Exercise material:
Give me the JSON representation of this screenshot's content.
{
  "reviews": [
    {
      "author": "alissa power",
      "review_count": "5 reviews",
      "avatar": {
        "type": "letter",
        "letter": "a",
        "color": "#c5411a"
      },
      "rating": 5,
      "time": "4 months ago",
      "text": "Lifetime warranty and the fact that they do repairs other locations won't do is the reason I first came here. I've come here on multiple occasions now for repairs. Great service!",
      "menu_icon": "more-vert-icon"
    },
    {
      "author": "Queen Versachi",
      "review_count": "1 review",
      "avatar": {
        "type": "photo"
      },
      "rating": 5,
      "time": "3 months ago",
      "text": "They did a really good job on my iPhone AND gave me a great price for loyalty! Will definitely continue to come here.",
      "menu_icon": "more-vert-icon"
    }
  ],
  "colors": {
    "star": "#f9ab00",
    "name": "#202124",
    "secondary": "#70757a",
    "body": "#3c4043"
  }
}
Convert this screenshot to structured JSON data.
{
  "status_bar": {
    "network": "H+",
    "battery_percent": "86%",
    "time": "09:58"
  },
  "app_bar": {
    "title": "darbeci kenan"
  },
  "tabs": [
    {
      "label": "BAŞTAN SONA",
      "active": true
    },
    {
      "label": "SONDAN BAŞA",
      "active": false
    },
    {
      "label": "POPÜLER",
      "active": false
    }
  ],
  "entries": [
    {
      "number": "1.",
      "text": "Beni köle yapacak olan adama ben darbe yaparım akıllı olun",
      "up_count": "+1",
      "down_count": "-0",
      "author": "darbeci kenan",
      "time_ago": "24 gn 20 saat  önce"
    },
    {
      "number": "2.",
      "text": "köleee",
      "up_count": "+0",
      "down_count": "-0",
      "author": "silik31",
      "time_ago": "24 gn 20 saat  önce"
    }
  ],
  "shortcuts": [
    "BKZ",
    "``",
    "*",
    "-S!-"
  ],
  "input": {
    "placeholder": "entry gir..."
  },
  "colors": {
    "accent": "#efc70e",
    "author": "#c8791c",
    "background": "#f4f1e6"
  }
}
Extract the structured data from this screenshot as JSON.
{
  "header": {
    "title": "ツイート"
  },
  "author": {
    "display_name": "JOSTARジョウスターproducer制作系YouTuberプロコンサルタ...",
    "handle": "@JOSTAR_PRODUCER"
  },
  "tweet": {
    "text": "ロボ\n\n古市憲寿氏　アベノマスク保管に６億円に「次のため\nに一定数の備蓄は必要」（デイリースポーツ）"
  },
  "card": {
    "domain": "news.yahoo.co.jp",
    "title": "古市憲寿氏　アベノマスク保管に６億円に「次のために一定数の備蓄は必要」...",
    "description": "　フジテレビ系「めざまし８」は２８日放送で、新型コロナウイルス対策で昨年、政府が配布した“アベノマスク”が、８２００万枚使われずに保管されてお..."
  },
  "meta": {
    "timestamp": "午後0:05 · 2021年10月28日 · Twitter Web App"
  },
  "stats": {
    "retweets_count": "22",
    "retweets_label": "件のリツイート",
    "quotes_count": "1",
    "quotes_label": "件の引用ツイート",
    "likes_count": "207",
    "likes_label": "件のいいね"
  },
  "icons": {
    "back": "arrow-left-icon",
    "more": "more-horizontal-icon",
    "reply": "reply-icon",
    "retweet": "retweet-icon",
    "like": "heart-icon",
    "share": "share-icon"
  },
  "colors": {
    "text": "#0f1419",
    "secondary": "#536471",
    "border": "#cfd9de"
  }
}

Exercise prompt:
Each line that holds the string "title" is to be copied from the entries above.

Solution to this problem:
    "title": "darbeci kenan"
    "title": "ツイート"
    "title": "古市憲寿氏　アベノマスク保管に６億円に「次のために一定数の備蓄は必要」...",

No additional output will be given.